I come from a family of volunteer firefighters and nurses. This heritage has molded many of my habits: I always unplug the iron when I’m done using it. I unplug Christmas lights before I leave the house or go to bed. I never leave the house with the washer, dryer, or dishwasher running. (I will turn them on right before I go to bed, which I’m sure has my maternal grandfather spinning in his grave.)
With this background, it’s not surprising that I find Measuring the State of Disaster Philanthropy 2019: Data to Drive Decisions particularly interesting. Released today, the report draws from 12 data sources and documents $45 billion in private, public, corporate, and individual disaster-related giving to address major global disasters and humanitarian crises in 2017. Candid partnered with the Center for Disaster Philanthropy to produce the report, the sixth in an annual series.

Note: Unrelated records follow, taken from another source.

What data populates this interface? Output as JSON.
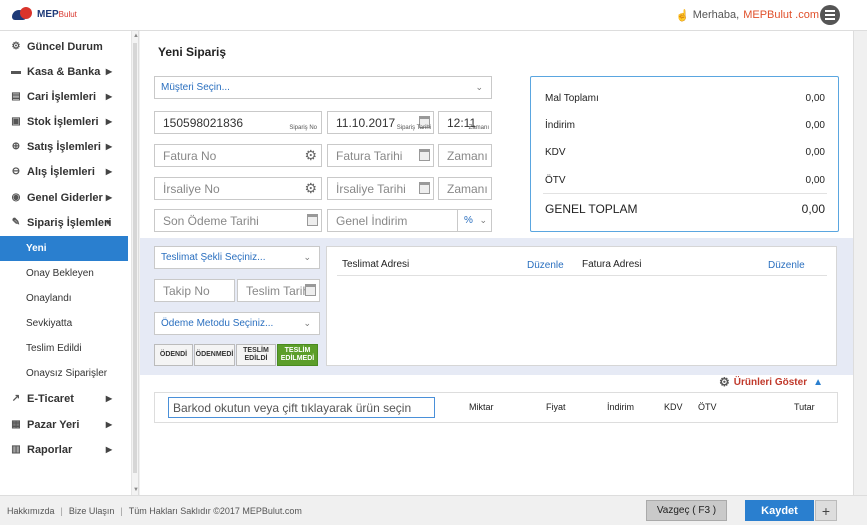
{
  "header": {
    "logo_main": "MEP",
    "logo_sub": "Bulut",
    "greeting": "Merhaba,",
    "brand": "MEPBulut .com"
  },
  "sidebar": {
    "items": [
      {
        "label": "Güncel Durum",
        "icon": "dashboard-icon"
      },
      {
        "label": "Kasa & Banka",
        "icon": "cash-icon"
      },
      {
        "label": "Cari İşlemleri",
        "icon": "accounts-icon"
      },
      {
        "label": "Stok İşlemleri",
        "icon": "stock-icon"
      },
      {
        "label": "Satış İşlemleri",
        "icon": "sales-icon"
      },
      {
        "label": "Alış İşlemleri",
        "icon": "purchase-icon"
      },
      {
        "label": "Genel Giderler",
        "icon": "expenses-icon"
      },
      {
        "label": "Sipariş İşlemleri",
        "icon": "orders-icon"
      },
      {
        "label": "E-Ticaret",
        "icon": "ecommerce-icon"
      },
      {
        "label": "Pazar Yeri",
        "icon": "marketplace-icon"
      },
      {
        "label": "Raporlar",
        "icon": "reports-icon"
      }
    ],
    "sub_items": [
      "Yeni",
      "Onay Bekleyen",
      "Onaylandı",
      "Sevkiyatta",
      "Teslim Edildi",
      "Onaysız Siparişler"
    ]
  },
  "main": {
    "title": "Yeni Sipariş",
    "customer_select": "Müşteri Seçin...",
    "order_no": "150598021836",
    "order_no_tag": "Sipariş No",
    "order_date": "11.10.2017",
    "order_date_tag": "Sipariş Tarihi",
    "order_time": "12:11",
    "order_time_tag": "Zamanı",
    "invoice_no": "Fatura No",
    "invoice_date": "Fatura Tarihi",
    "invoice_time": "Zamanı",
    "waybill_no": "İrsaliye No",
    "waybill_date": "İrsaliye Tarihi",
    "waybill_time": "Zamanı",
    "due_date": "Son Ödeme Tarihi",
    "general_discount": "Genel İndirim",
    "discount_type": "%",
    "delivery_select": "Teslimat Şekli Seçiniz...",
    "tracking_no": "Takip No",
    "delivery_date": "Teslim Tarihi",
    "payment_select": "Ödeme Metodu Seçiniz...",
    "status_buttons": [
      "ÖDENDİ",
      "ÖDENMEDİ",
      "TESLİM EDİLDİ",
      "TESLİM EDİLMEDİ"
    ],
    "delivery_address": "Teslimat Adresi",
    "invoice_address": "Fatura Adresi",
    "edit": "Düzenle",
    "show_products": "Ürünleri Göster",
    "barcode_placeholder": "Barkod okutun veya çift tıklayarak ürün seçin",
    "columns": [
      "Miktar",
      "Fiyat",
      "İndirim",
      "KDV",
      "ÖTV",
      "Tutar"
    ]
  },
  "totals": {
    "rows": [
      {
        "label": "Mal Toplamı",
        "value": "0,00"
      },
      {
        "label": "İndirim",
        "value": "0,00"
      },
      {
        "label": "KDV",
        "value": "0,00"
      },
      {
        "label": "ÖTV",
        "value": "0,00"
      }
    ],
    "grand_label": "GENEL TOPLAM",
    "grand_value": "0,00"
  },
  "footer": {
    "about": "Hakkımızda",
    "contact": "Bize Ulaşın",
    "copyright": "Tüm Hakları Saklıdır ©2017 MEPBulut.com",
    "cancel": "Vazgeç ( F3 )",
    "save": "Kaydet",
    "plus": "+"
  },
  "colors": {
    "accent": "#2a7fcf",
    "brand_red": "#d9342b",
    "active_green": "#5c9e2a"
  }
}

The finding that struck me most is that in 2017, a mere 2 percent of disaster philanthropy went to preparedness and another 2 percent to resiliency. As a woman who religiously unplugs irons and unattended Christmas lights because they’re fire hazards, these paltry amounts distress me. To my fellow donors, I say: think of how much suffering could be prevented, or at least lessened, if we gave as much to help people prepare for and withstand disasters as we do for immediate relief.
Almost equally disheartening, only 17 percent of donations in 2017 went to reconstruction and recovery efforts. In most disasters, long after reporters and volunteers have departed the scene, the people left behind are still rebuilding their lives. I recently visited Grand Turk, where I learned that people on the island are still recovering from Hurricane Irma, which happened two years ago. And I’m sure that, like me, you’ve heard news reports about Puerto Rico’s continuing struggle to rebuild after Hurricane Maria, which cut a swath of destruction not long after Irma.
I get it: when a hurricane or tornado hits, you want to help now, for that disaster. I feel the same way. But think about how much impact gifts toward preparedness or long-term recovery could have. We (I’m counting myself here) don’t have to stop giving to specific emergencies, but we might consider devoting some of our contributions to either preparedness or long-term recovery—or both.
Here are other key findings from this year’s report:
- Disaster philanthropy totaled $504 million in 2017.
- Disaster-related funding by the top 1,000 largest U.S. foundations doubled between 2016 and 2017.
- The majority—65 percent—of funding in 2017 went to natural disasters.
- In terms of disaster-assistance strategies, 64 percent of dollars were for response and relief, 17 percent for reconstruction and recovery, 2 percent for resilience, and 2 percent for preparedness.
- The Federal Emergency Management Agency (FEMA) distributed $15.6 billion for U.S. disasters in 2017, an $11.9 billion increase from 2016.
- Available data indicates corporate giving programs committed at least $275.4 million to disasters and humanitarian crises in both cash and in-kind donations.
If you’d like to learn more about the state of disaster philanthropy, download your free copy of the report, check out the interactive dashboard and funding map, and join the free webinar, “Measuring the State of Philanthropy 2019,” on Thursday, November 14, at 2:00 p.m. ET/1:00 p.m. CT.